Most of us don't cheat for a simple reason: It makes us feel lousy. We find fulfillment in proving ourselves to ourselves. We are invigorated by genuine competition, find self-worth in meeting our goals, and, above all, know that nothing beats the feeling of accomplishment that comes with doing something fair and square.

That's why President Trump's pathological cheating in golf, alleged in a smart new book by sportswriter Rick Reilly, isn't puckish or even particularly funny. It's deeply sad.

In Commander in Cheat: How Golf Explains Trump, Reilly presents dozens of stories about how Trump has cheated at golf for as long as he's been playing. Many of them are amusing: Reilly writes about how caddies at the prestigious Winged Foot Golf Club call the president "Pelé" behind his back due to how often Trump kicks his ball back onto the fairway, and about how Trump allegedly has a golf cart rigged to go faster than anyone else's so he can race ahead to reposition his drives. Trump cheats in tournaments, cheats against pros, and cheats even when there is nothing at stake. It's almost as if Trump thinks fudging the results is part of the game.

That couldn't be further from the truth. Integrity and honor are as crucial to a great golfer's game as a solid swing. As Reilly writes, "Hale Irwin once missed the playoff at the 1983 British Open by one shot because he says he whiffed a one-inch putt on the final day. Nobody saw it but Irwin. In golf, that's enough." And Irwin isn't the exception — he's the norm. There is no greater offense in golf than cheating, in part because it's so easy to cheat in golf. There are no referees; you call your own fouls. Still, Trump's cheating on the fairway can be so elaborate and clever that even Reilly concedes he's impressed by it.

The reasons Trump cheats are mostly obvious, as are their implications. Trump longs to be the best, and can't stand coming in second. He likely sees his ability to get away with cheating as macho, even roguish, the way he has publicly boasted that finding loopholes to avoid paying taxes makes him "smart." And as Reilly points out, "If you'll cheat to win at golf, is it that much further to cheat to win an election? To turn a congressional vote? To stop an investigation?" But while I don't condone cheating on an election or to stop an investigation, that motivation at least makes sense. To cheat at your hobby is frankly pathetic.

The strangest part is that Trump is reportedly a fairly good golfer, at least according to the people who watch him play. He might not have won 18 club championships or have a 2.8-stroke handicap, as he claims, but he can hold his own without having to kick the ball all over the course. Why go to such great lengths to pointlessly lie about his abilities, then, particularly when everyone knows he's cheating? "They call him on it, but he just shrugs and cheats some more," writes Reilly.
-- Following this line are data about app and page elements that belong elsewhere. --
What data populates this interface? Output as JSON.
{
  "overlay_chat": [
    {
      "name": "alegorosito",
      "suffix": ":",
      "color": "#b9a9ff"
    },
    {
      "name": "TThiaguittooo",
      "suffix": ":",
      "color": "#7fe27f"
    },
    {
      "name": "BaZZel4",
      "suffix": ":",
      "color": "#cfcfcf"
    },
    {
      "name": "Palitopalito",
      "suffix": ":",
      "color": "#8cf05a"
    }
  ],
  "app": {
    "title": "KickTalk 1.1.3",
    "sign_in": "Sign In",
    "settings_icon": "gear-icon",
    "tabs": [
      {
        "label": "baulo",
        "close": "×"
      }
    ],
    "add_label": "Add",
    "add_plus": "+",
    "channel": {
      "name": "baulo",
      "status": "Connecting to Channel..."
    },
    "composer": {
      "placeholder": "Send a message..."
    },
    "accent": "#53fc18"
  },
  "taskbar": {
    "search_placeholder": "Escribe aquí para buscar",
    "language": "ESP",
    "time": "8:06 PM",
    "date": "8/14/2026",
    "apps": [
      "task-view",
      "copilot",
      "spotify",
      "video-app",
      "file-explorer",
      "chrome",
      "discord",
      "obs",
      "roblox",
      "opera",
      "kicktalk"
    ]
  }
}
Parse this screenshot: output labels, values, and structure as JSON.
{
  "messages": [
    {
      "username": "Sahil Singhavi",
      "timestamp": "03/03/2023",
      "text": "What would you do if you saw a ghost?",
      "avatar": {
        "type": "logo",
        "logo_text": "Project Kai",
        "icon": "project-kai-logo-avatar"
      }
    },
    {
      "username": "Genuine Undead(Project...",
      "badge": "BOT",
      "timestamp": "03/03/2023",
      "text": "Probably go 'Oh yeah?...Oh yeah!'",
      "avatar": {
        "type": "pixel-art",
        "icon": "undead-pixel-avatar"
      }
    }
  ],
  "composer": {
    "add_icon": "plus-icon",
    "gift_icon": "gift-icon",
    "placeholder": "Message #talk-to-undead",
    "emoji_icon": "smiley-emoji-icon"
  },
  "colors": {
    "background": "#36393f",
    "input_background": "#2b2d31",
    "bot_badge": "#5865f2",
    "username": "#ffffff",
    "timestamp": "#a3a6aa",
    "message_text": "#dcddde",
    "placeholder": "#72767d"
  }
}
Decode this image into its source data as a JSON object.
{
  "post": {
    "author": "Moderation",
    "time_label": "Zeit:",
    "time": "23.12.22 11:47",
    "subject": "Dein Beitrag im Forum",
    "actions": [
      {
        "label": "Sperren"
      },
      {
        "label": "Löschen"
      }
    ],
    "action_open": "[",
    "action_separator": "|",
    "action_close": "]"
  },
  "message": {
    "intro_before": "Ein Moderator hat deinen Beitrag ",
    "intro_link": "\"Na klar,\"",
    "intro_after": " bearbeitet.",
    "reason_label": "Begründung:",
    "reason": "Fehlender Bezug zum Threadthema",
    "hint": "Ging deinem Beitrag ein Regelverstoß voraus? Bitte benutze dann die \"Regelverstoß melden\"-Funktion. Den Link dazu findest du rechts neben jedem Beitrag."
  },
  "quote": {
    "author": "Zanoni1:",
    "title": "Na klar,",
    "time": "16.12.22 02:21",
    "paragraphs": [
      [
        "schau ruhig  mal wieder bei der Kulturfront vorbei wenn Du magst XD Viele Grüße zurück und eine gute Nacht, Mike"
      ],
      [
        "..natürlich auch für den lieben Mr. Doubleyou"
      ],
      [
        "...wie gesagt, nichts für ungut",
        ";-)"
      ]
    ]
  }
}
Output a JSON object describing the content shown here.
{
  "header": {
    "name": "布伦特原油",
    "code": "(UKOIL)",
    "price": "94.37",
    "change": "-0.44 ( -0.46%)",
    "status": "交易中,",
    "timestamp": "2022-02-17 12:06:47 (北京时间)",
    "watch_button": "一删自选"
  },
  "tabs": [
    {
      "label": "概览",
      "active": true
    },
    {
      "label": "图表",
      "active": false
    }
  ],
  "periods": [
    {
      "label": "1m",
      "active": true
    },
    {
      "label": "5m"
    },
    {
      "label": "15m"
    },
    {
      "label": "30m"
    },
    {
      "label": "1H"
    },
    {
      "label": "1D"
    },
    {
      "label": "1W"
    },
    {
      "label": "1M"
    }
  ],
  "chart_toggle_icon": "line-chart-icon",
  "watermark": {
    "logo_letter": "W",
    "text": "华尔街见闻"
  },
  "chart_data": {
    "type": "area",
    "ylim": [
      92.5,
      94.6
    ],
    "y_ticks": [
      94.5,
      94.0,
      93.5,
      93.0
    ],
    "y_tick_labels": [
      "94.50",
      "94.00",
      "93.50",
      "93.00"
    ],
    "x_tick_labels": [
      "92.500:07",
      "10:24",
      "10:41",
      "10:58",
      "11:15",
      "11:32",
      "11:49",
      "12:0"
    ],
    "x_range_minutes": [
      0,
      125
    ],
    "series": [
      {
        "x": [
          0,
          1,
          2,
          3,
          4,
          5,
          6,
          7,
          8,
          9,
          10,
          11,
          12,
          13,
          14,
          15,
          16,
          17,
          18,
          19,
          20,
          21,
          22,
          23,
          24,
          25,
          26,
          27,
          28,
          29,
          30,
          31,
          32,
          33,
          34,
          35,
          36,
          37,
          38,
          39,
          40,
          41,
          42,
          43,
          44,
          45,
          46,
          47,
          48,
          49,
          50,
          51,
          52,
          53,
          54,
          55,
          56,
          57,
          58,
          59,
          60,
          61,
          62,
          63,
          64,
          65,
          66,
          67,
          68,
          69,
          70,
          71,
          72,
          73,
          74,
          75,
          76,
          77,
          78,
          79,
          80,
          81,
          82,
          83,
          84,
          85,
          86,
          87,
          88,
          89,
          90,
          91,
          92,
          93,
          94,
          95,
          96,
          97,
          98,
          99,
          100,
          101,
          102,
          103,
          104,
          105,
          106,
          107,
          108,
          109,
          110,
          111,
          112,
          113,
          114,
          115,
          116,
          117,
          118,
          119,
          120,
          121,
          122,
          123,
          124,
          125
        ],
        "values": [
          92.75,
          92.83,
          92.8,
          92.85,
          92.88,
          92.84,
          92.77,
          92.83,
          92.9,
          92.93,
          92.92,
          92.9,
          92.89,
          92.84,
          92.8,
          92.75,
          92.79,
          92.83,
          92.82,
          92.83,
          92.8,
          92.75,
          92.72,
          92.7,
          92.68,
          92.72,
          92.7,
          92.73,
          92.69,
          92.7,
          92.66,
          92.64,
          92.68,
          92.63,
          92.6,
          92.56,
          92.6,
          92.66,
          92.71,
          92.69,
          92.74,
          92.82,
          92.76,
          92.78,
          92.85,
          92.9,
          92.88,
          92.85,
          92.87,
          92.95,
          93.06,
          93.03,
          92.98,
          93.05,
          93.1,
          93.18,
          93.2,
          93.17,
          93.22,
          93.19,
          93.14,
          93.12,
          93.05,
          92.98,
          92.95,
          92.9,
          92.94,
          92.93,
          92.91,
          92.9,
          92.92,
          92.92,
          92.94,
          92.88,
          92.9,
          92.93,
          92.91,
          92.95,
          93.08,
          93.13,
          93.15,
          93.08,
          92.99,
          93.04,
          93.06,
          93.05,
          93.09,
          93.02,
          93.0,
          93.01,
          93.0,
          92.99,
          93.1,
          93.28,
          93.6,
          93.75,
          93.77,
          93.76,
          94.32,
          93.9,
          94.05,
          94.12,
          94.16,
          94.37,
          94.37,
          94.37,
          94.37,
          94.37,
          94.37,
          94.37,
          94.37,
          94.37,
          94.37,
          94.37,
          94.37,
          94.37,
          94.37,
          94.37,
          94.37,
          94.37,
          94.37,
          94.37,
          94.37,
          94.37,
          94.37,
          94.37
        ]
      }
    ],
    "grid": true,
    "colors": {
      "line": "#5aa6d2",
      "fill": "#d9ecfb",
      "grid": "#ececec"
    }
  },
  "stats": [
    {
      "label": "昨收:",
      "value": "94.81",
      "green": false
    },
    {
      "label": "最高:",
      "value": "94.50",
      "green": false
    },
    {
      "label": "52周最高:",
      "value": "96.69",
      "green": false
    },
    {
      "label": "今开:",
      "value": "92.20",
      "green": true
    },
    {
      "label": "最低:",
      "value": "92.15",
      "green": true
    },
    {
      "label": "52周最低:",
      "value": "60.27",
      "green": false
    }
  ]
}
A Harvard psychiatrist blamed "a narcissistic personality disorder" for Trump's pathological cheating. "People with his disorder have no conscience about it," Dr. Lance Dodes is quoted as saying in Commander in Cheat. "He has no sense of morality about things."

More than anything else, my takeaway is not just that Trump is a cheater, but that he's the saddest sort of cheater, the kind that cheats himself. Sure, he deprives himself of "the joy, the endless challenge, golf brings" by not playing legitimately. But I think it's more than that: Trump can't stand himself if he isn't winning, to the point that he self-deludes. Why else would he continue to cheat when nothing — not money, not reputation — is at stake? As golf executive Ken Slutsky recalls in one story about a time he played with Trump in Los Angeles, "at the end [Trump] said, 'You owe me $27.' I said, 'Donald, you cheated on every single hole. I'm not paying you a dime.' He just kind of shrugged and left. He didn't seem to care."

It isn't even about pride: Trump clearly isn't bothered by his tarnished reputation in the golf world as a cheat. That's because, when you're your own referee, the only person you have to impress is yourself. Yet Trump can't bear losing. He settles, instead, for the cheapest kind of victory: The one he knows in his heart isn't real. As the anecdotes in Reilly's book suggest, he is numbed to no longer care that deep down, he knows his accomplishments are worthless, all plastic trophies and photoshopped Time magazine covers.

You can have your pick of evidence that Trump is a fairly joyless person, but nothing has quite convinced me of just how troubled a character he is like Commander in Cheat. It is one thing to cheat in business or government, and a whole other to cheat in what is supposed to be your escape from those worlds.

"Trump's [cheating is] often so over-the-top it verges on sad," Reilly writes. I have to disagree — I think it tips over the lip of the hole.